Task: Exact reproduction of all the entries is required, without any of their pictures.

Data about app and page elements
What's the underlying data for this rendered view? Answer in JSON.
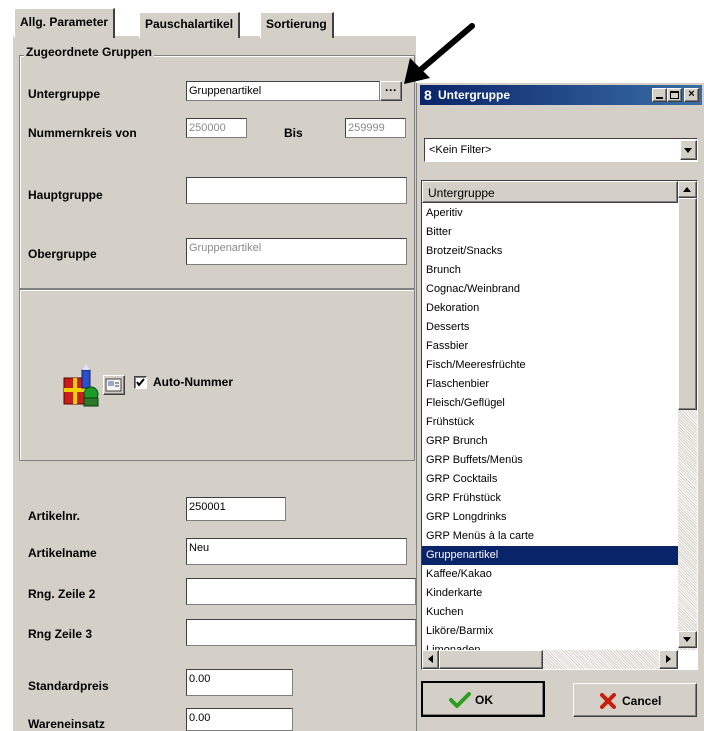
{
  "tabs": [
    {
      "label": "Allg. Parameter",
      "active": true
    },
    {
      "label": "Pauschalartikel",
      "active": false
    },
    {
      "label": "Sortierung",
      "active": false
    }
  ],
  "group_section": {
    "title": "Zugeordnete Gruppen",
    "untergruppe_label": "Untergruppe",
    "untergruppe_value": "Gruppenartikel",
    "browse_label": "···",
    "nummernkreis_label": "Nummernkreis von",
    "nummernkreis_von": "250000",
    "bis_label": "Bis",
    "nummernkreis_bis": "259999",
    "hauptgruppe_label": "Hauptgruppe",
    "hauptgruppe_value": "",
    "obergruppe_label": "Obergruppe",
    "obergruppe_value": "Gruppenartikel"
  },
  "auto_nummer": {
    "label": "Auto-Nummer",
    "checked": true
  },
  "article": {
    "artikelnr_label": "Artikelnr.",
    "artikelnr_value": "250001",
    "artikelname_label": "Artikelname",
    "artikelname_value": "Neu",
    "zeile2_label": "Rng. Zeile 2",
    "zeile2_value": "",
    "zeile3_label": "Rng Zeile 3",
    "zeile3_value": "",
    "standardpreis_label": "Standardpreis",
    "standardpreis_value": "0.00",
    "wareneinsatz_label": "Wareneinsatz",
    "wareneinsatz_value": "0.00"
  },
  "popup": {
    "title": "Untergruppe",
    "filter_value": "<Kein Filter>",
    "column_header": "Untergruppe",
    "items": [
      "Aperitiv",
      "Bitter",
      "Brotzeit/Snacks",
      "Brunch",
      "Cognac/Weinbrand",
      "Dekoration",
      "Desserts",
      "Fassbier",
      "Fisch/Meeresfrüchte",
      "Flaschenbier",
      "Fleisch/Geflügel",
      "Frühstück",
      "GRP Brunch",
      "GRP Buffets/Menüs",
      "GRP Cocktails",
      "GRP Frühstück",
      "GRP Longdrinks",
      "GRP Menüs à la carte",
      "Gruppenartikel",
      "Kaffee/Kakao",
      "Kinderkarte",
      "Kuchen",
      "Liköre/Barmix",
      "Limonaden"
    ],
    "selected_item": "Gruppenartikel",
    "ok_label": "OK",
    "cancel_label": "Cancel"
  },
  "colors": {
    "selection": "#0a246a",
    "window_face": "#d4d0c8",
    "ok_check": "#2f9e1f",
    "cancel_x": "#c81e0a"
  }
}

Task answer:
What's the underlying data for this rendered view? Answer in JSON.
{
  "tabs": [
    {
      "label": "Allg. Parameter",
      "active": true
    },
    {
      "label": "Pauschalartikel",
      "active": false
    },
    {
      "label": "Sortierung",
      "active": false
    }
  ],
  "group_section": {
    "title": "Zugeordnete Gruppen",
    "untergruppe_label": "Untergruppe",
    "untergruppe_value": "Gruppenartikel",
    "browse_label": "···",
    "nummernkreis_label": "Nummernkreis von",
    "nummernkreis_von": "250000",
    "bis_label": "Bis",
    "nummernkreis_bis": "259999",
    "hauptgruppe_label": "Hauptgruppe",
    "hauptgruppe_value": "",
    "obergruppe_label": "Obergruppe",
    "obergruppe_value": "Gruppenartikel"
  },
  "auto_nummer": {
    "label": "Auto-Nummer",
    "checked": true
  },
  "article": {
    "artikelnr_label": "Artikelnr.",
    "artikelnr_value": "250001",
    "artikelname_label": "Artikelname",
    "artikelname_value": "Neu",
    "zeile2_label": "Rng. Zeile 2",
    "zeile2_value": "",
    "zeile3_label": "Rng Zeile 3",
    "zeile3_value": "",
    "standardpreis_label": "Standardpreis",
    "standardpreis_value": "0.00",
    "wareneinsatz_label": "Wareneinsatz",
    "wareneinsatz_value": "0.00"
  },
  "popup": {
    "title": "Untergruppe",
    "filter_value": "<Kein Filter>",
    "column_header": "Untergruppe",
    "items": [
      "Aperitiv",
      "Bitter",
      "Brotzeit/Snacks",
      "Brunch",
      "Cognac/Weinbrand",
      "Dekoration",
      "Desserts",
      "Fassbier",
      "Fisch/Meeresfrüchte",
      "Flaschenbier",
      "Fleisch/Geflügel",
      "Frühstück",
      "GRP Brunch",
      "GRP Buffets/Menüs",
      "GRP Cocktails",
      "GRP Frühstück",
      "GRP Longdrinks",
      "GRP Menüs à la carte",
      "Gruppenartikel",
      "Kaffee/Kakao",
      "Kinderkarte",
      "Kuchen",
      "Liköre/Barmix",
      "Limonaden"
    ],
    "selected_item": "Gruppenartikel",
    "ok_label": "OK",
    "cancel_label": "Cancel"
  },
  "colors": {
    "selection": "#0a246a",
    "window_face": "#d4d0c8",
    "ok_check": "#2f9e1f",
    "cancel_x": "#c81e0a"
  }
}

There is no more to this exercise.